■ PROBLEM REQUIREMENTS ■
Go through the data below and report how many lines contain "this"; the reply holds only that number.

■ ENTRIES SHOWN ■
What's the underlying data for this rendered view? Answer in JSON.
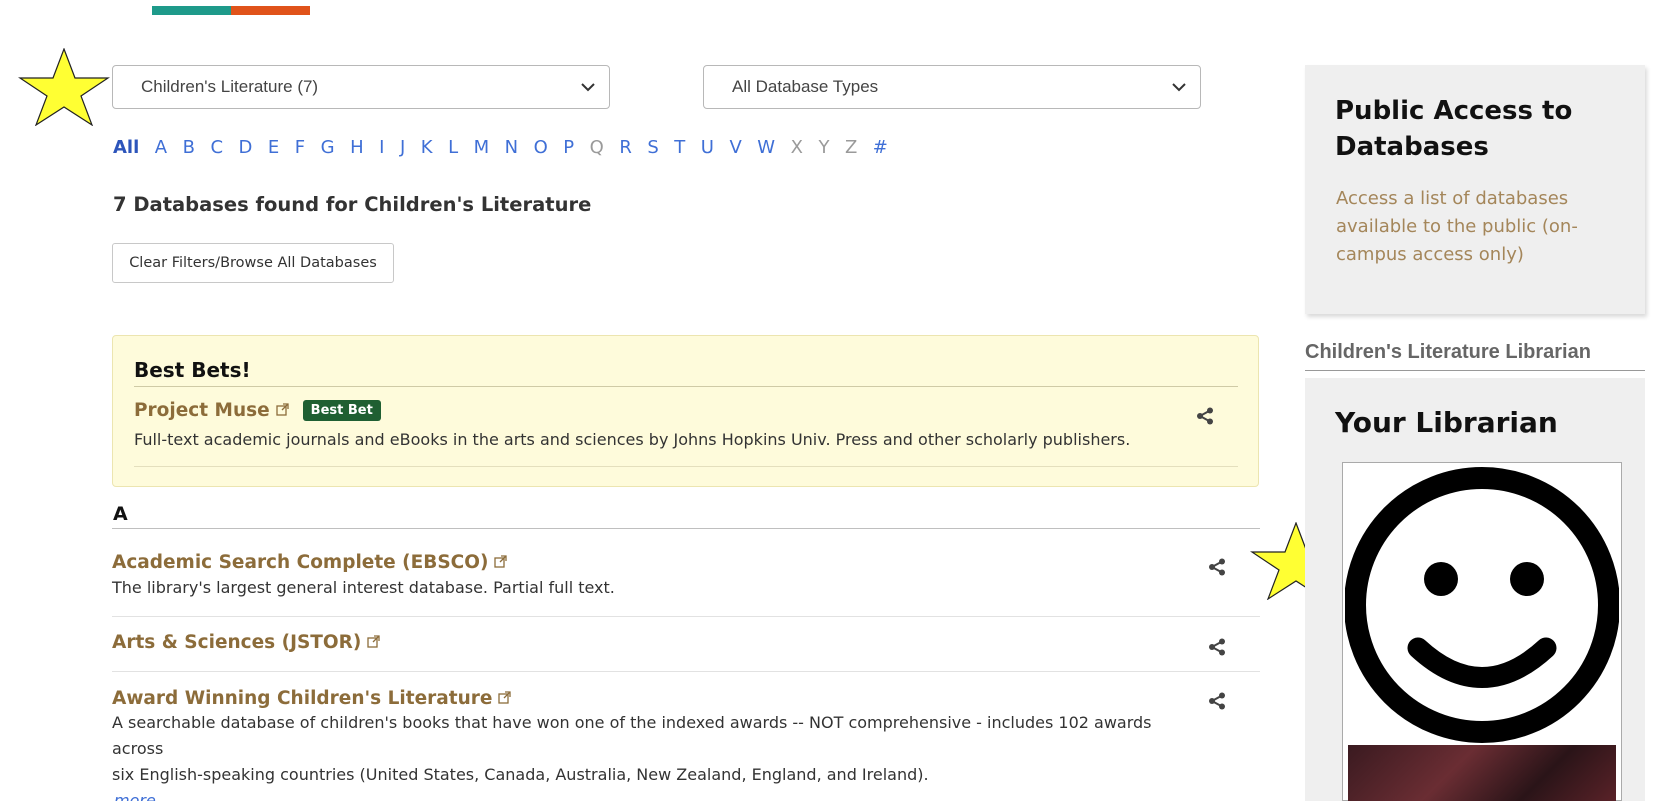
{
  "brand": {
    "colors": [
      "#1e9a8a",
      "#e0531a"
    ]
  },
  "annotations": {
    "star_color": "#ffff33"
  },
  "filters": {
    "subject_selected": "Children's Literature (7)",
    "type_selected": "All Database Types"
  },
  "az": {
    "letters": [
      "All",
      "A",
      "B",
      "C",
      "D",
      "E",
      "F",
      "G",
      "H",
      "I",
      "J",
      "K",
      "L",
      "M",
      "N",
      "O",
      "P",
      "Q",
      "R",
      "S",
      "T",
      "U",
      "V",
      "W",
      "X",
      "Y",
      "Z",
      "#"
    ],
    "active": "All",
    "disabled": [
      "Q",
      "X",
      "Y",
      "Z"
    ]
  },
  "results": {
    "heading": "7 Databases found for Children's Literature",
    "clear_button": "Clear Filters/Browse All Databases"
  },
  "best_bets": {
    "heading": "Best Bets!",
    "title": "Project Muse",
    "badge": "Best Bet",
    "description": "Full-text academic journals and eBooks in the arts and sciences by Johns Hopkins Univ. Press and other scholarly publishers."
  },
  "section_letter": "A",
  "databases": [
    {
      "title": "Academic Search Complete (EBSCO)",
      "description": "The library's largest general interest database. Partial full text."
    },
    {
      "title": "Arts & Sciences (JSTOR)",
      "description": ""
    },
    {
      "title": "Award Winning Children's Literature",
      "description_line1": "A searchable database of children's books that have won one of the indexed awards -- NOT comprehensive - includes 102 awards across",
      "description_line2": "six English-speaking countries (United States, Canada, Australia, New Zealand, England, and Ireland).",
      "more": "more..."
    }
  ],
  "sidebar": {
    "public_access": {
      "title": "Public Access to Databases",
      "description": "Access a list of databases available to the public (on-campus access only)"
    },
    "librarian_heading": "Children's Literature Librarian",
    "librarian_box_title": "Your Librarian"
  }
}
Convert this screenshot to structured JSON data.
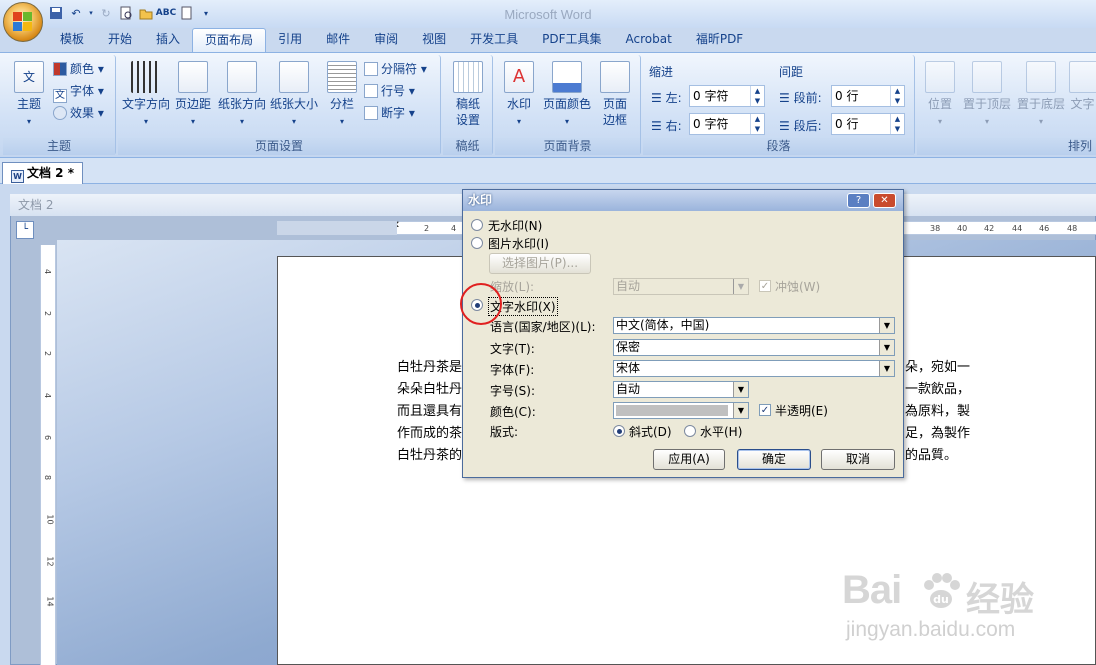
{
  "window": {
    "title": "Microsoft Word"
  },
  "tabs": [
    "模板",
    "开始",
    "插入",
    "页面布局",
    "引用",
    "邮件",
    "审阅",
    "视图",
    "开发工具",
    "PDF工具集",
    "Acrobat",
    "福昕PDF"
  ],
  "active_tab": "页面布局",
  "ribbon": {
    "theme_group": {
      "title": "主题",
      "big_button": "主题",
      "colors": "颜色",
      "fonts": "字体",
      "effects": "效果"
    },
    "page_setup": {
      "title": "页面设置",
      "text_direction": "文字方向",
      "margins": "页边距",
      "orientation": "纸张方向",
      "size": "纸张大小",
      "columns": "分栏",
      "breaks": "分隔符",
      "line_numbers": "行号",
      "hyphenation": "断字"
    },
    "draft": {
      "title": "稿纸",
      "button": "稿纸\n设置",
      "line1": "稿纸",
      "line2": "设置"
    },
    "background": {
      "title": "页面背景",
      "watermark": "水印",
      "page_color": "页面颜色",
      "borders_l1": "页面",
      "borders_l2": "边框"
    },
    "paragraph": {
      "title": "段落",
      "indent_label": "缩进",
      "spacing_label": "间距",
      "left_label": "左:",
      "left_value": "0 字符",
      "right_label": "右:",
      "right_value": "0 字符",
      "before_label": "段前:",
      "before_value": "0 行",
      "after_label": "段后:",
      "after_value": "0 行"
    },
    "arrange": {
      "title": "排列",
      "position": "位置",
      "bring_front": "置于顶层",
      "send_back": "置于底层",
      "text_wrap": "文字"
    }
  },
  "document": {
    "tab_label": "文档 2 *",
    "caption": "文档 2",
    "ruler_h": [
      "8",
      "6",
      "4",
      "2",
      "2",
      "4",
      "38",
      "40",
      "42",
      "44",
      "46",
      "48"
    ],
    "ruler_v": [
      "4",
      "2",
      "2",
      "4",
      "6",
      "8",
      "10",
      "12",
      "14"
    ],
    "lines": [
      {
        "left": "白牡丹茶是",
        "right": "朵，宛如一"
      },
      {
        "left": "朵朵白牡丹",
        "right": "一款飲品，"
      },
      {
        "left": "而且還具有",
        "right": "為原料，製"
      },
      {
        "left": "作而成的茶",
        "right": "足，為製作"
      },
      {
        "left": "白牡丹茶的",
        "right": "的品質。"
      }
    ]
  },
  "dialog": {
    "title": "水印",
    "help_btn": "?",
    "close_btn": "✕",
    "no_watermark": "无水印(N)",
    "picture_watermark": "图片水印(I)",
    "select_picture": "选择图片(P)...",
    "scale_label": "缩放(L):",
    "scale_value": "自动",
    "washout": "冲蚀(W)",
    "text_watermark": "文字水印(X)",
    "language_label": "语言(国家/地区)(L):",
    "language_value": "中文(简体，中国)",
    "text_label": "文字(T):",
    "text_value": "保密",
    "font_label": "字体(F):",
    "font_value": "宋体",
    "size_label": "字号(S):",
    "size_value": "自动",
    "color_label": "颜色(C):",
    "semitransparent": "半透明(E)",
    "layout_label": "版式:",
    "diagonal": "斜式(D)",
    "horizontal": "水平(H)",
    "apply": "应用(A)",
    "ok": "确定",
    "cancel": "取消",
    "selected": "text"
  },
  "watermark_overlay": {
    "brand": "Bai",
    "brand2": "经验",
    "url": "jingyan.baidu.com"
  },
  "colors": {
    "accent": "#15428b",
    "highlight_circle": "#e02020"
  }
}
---
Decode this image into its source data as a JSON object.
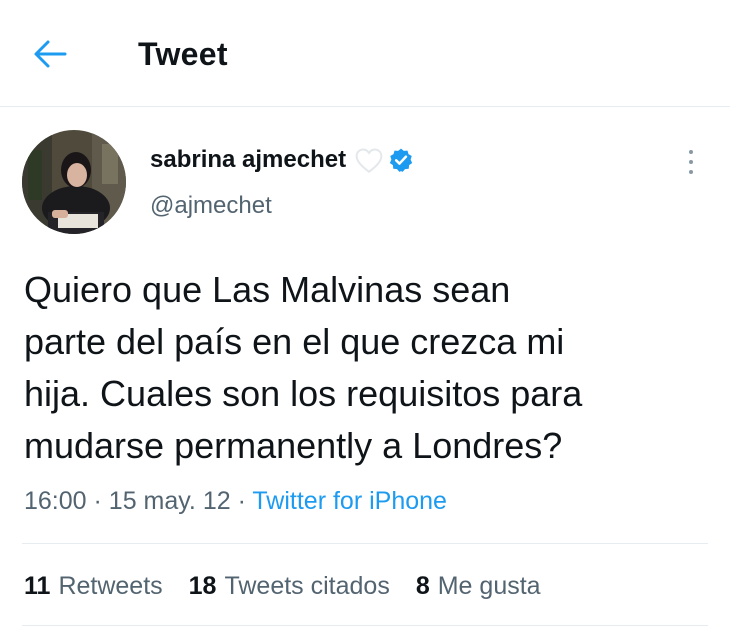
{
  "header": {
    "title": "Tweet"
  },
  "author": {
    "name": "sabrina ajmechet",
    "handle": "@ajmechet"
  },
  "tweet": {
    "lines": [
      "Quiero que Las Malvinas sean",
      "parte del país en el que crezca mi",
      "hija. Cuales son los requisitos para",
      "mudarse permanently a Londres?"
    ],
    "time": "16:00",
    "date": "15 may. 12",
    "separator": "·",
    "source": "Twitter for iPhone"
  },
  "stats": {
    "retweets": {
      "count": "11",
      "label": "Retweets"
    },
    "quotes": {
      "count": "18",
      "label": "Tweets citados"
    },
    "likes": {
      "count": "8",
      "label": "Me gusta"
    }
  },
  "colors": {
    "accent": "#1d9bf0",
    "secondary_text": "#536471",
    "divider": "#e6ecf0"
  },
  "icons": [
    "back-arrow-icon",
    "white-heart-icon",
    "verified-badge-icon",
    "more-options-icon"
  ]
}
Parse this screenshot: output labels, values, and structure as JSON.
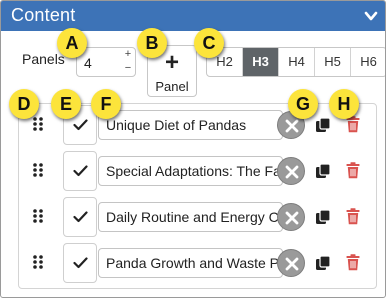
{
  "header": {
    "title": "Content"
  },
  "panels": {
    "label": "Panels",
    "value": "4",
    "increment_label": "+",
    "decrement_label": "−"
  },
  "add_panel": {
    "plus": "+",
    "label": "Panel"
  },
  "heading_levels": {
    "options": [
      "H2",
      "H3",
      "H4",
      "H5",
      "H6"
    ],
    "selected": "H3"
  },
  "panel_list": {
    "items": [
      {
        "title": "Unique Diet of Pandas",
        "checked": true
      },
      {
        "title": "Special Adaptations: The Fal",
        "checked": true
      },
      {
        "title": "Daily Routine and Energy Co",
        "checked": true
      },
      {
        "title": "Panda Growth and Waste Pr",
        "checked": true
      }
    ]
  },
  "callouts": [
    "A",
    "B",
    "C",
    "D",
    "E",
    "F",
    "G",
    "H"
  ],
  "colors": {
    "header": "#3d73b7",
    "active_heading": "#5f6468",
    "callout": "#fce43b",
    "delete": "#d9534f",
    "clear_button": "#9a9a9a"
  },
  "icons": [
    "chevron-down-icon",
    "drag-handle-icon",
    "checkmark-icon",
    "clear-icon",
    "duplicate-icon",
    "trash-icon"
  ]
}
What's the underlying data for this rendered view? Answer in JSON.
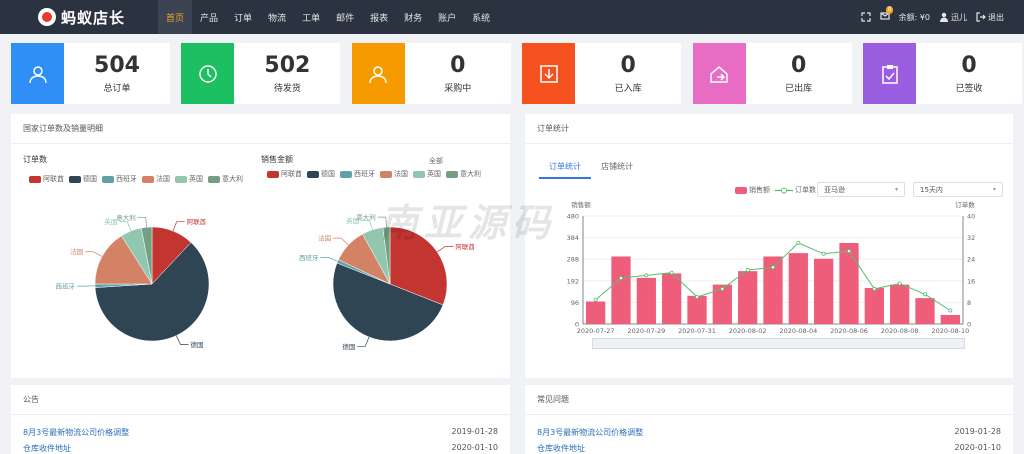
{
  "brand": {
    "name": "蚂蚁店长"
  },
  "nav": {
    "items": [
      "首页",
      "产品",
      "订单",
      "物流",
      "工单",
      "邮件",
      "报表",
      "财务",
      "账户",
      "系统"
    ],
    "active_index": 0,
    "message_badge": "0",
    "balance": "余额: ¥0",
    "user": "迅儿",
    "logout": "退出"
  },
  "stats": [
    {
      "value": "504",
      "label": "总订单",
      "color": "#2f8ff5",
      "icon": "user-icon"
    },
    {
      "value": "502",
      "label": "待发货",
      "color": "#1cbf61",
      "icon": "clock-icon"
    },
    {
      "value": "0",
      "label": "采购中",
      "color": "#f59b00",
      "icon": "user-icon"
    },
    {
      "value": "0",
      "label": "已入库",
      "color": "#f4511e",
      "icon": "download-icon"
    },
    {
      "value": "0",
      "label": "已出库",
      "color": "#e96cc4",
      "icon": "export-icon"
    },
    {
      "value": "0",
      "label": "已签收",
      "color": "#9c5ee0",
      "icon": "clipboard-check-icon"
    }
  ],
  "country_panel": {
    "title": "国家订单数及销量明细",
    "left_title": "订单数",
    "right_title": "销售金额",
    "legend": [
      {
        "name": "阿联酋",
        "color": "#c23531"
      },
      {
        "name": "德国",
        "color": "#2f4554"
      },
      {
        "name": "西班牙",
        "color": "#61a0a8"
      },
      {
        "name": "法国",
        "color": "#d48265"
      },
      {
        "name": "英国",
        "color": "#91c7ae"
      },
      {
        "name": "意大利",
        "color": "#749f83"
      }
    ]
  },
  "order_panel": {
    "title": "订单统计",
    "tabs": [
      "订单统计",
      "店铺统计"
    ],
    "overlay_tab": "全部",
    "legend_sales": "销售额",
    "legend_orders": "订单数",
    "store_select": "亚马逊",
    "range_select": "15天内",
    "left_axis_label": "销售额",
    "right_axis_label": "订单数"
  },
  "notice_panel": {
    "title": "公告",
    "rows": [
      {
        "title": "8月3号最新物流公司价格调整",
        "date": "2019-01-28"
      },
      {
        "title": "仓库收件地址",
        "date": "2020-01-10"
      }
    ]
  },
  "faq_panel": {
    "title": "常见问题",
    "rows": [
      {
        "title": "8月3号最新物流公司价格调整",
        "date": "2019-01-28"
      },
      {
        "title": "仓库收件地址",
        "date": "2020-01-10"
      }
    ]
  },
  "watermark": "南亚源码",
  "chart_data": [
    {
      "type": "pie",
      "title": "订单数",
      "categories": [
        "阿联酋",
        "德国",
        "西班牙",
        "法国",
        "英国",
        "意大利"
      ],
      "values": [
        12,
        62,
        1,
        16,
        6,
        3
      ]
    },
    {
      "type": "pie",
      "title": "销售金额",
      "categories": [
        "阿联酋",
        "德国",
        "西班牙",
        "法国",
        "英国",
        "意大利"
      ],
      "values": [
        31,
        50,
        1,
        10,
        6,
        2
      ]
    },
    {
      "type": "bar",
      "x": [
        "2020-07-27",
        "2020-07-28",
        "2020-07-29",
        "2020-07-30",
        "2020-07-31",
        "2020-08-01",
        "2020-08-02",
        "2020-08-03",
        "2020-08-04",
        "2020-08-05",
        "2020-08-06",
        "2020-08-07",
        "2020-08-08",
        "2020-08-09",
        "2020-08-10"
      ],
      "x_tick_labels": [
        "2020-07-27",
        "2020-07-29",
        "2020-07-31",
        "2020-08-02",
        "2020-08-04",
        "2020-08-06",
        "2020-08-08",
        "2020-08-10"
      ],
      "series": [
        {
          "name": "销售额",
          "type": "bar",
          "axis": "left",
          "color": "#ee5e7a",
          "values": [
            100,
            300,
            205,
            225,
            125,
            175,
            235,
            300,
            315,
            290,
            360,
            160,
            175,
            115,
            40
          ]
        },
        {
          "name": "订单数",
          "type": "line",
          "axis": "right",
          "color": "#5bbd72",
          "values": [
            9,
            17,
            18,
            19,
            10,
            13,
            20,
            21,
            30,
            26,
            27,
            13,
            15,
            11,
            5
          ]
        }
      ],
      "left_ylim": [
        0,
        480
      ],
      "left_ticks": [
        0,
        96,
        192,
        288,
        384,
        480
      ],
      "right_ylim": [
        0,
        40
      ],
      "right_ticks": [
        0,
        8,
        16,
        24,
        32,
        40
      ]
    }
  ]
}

■ REPLY TO THE TASK ■
5